As you may know, a few folks from the Sakai community, led by Ian Boston at Cambridge, are working on a new kernel that we believe will be the basis for Sakai 3.  It’s called “K2,” perhaps because it is relplacing K1 but also, perhaps, in reference to an impressive mountain.

Ian just added a nice entry to his blog. It explains some of the complexities of access control (AuthZ).  But even the non-techincal reader should take note of the last bit of the post. K2 is currently using Apache Sling as its basic infrastructure.  There are a lot of benefits to using existing open source software as the basis of K2 and I think Ian sums it up nicely:

… [with a small modification] its clear that with Dynamic Groups, the DefaultAccessManager in Jackrabbit 1.5 and the future Jackrabbit 2/JSR-283 will work for Sakai.
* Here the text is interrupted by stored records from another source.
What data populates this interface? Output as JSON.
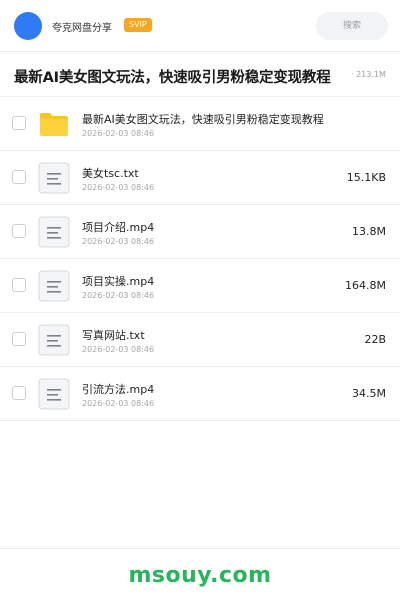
{
  "header": {
    "username": "夸克网盘分享",
    "badge": "SVIP",
    "search_placeholder": "搜索"
  },
  "share": {
    "title": "最新AI美女图文玩法，快速吸引男粉稳定变现教程",
    "total_size": "· 213.1M"
  },
  "files": [
    {
      "name": "最新AI美女图文玩法，快速吸引男粉稳定变现教程",
      "date": "2026-02-03 08:46",
      "size": "",
      "type": "folder",
      "icon": "folder-icon"
    },
    {
      "name": "美女tsc.txt",
      "date": "2026-02-03 08:46",
      "size": "15.1KB",
      "type": "file",
      "icon": "document-icon"
    },
    {
      "name": "项目介绍.mp4",
      "date": "2026-02-03 08:46",
      "size": "13.8M",
      "type": "file",
      "icon": "document-icon"
    },
    {
      "name": "项目实操.mp4",
      "date": "2026-02-03 08:46",
      "size": "164.8M",
      "type": "file",
      "icon": "document-icon"
    },
    {
      "name": "写真网站.txt",
      "date": "2026-02-03 08:46",
      "size": "22B",
      "type": "file",
      "icon": "document-icon"
    },
    {
      "name": "引流方法.mp4",
      "date": "2026-02-03 08:46",
      "size": "34.5M",
      "type": "file",
      "icon": "document-icon"
    }
  ],
  "footer": {
    "brand": "msouy.com"
  },
  "colors": {
    "avatar": "#2f7bf5",
    "svip_badge": "#f5a623",
    "folder": "#f9c525",
    "brand": "#27b45a"
  }
}
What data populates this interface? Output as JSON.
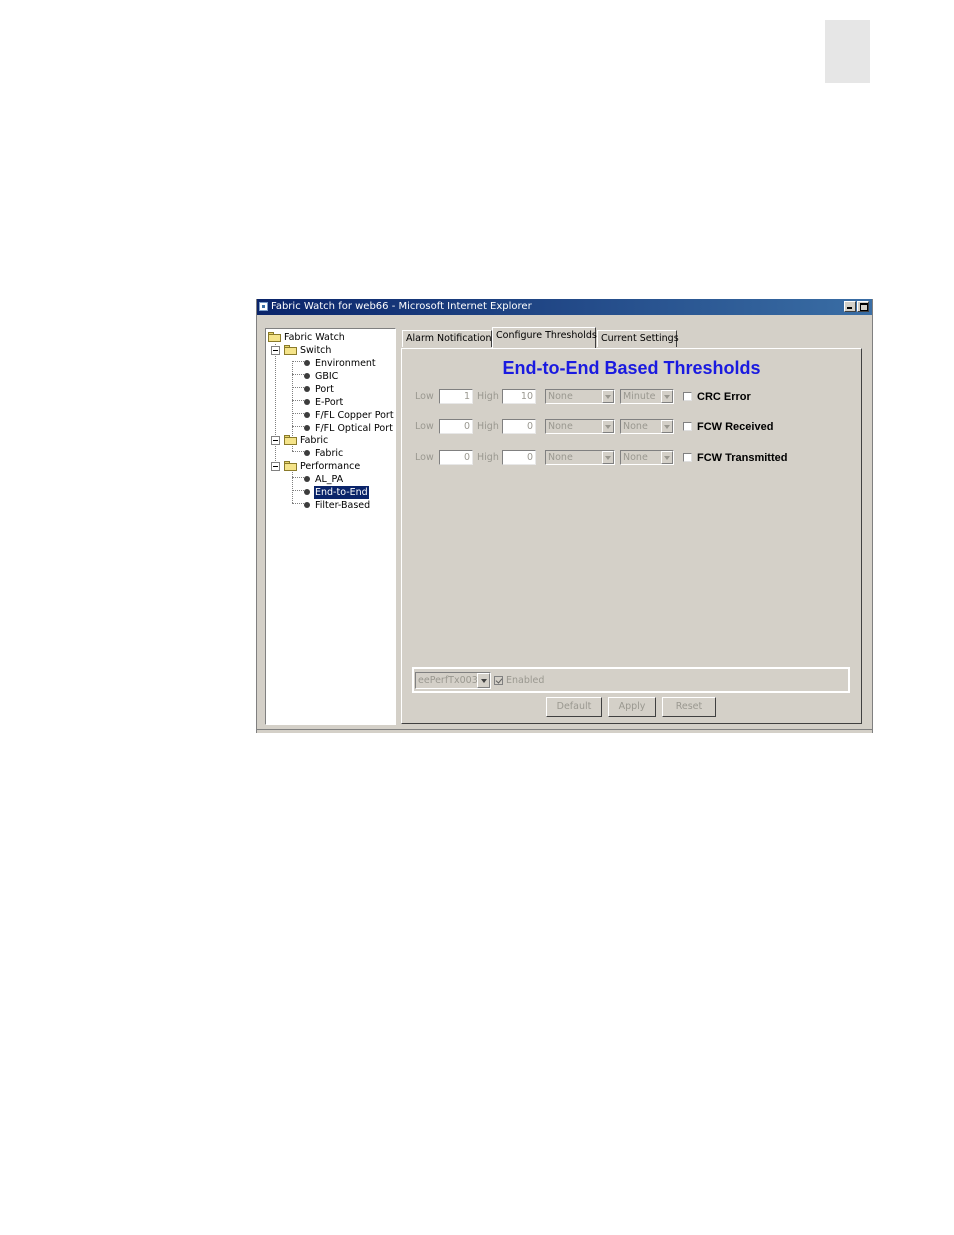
{
  "window": {
    "title": "Fabric Watch for web66 - Microsoft Internet Explorer"
  },
  "tree": {
    "root": "Fabric Watch",
    "switch": "Switch",
    "switch_items": [
      "Environment",
      "GBIC",
      "Port",
      "E-Port",
      "F/FL Copper Port",
      "F/FL Optical Port"
    ],
    "fabric": "Fabric",
    "fabric_items": [
      "Fabric"
    ],
    "performance": "Performance",
    "performance_items": [
      "AL_PA",
      "End-to-End",
      "Filter-Based"
    ],
    "selected": "End-to-End"
  },
  "tabs": [
    {
      "label": "Alarm Notifications"
    },
    {
      "label": "Configure Thresholds",
      "active": true
    },
    {
      "label": "Current Settings"
    }
  ],
  "panel": {
    "title": "End-to-End Based Thresholds",
    "low_label": "Low",
    "high_label": "High",
    "rows": [
      {
        "low": "1",
        "high": "10",
        "unit": "None",
        "time_base": "Minute",
        "name": "CRC Error"
      },
      {
        "low": "0",
        "high": "0",
        "unit": "None",
        "time_base": "None",
        "name": "FCW Received"
      },
      {
        "low": "0",
        "high": "0",
        "unit": "None",
        "time_base": "None",
        "name": "FCW Transmitted"
      }
    ],
    "sensor": "eePerfTx003",
    "enabled_label": "Enabled",
    "buttons": {
      "default": "Default",
      "apply": "Apply",
      "reset": "Reset"
    }
  }
}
The advantages of this are wide reaching since it means that much of the basic plubming code required for Sakai Kernel 2 is already present in Sling, leaving us, the future Sakai community to focus on teaching and research applications.

You can find out more about K2 here.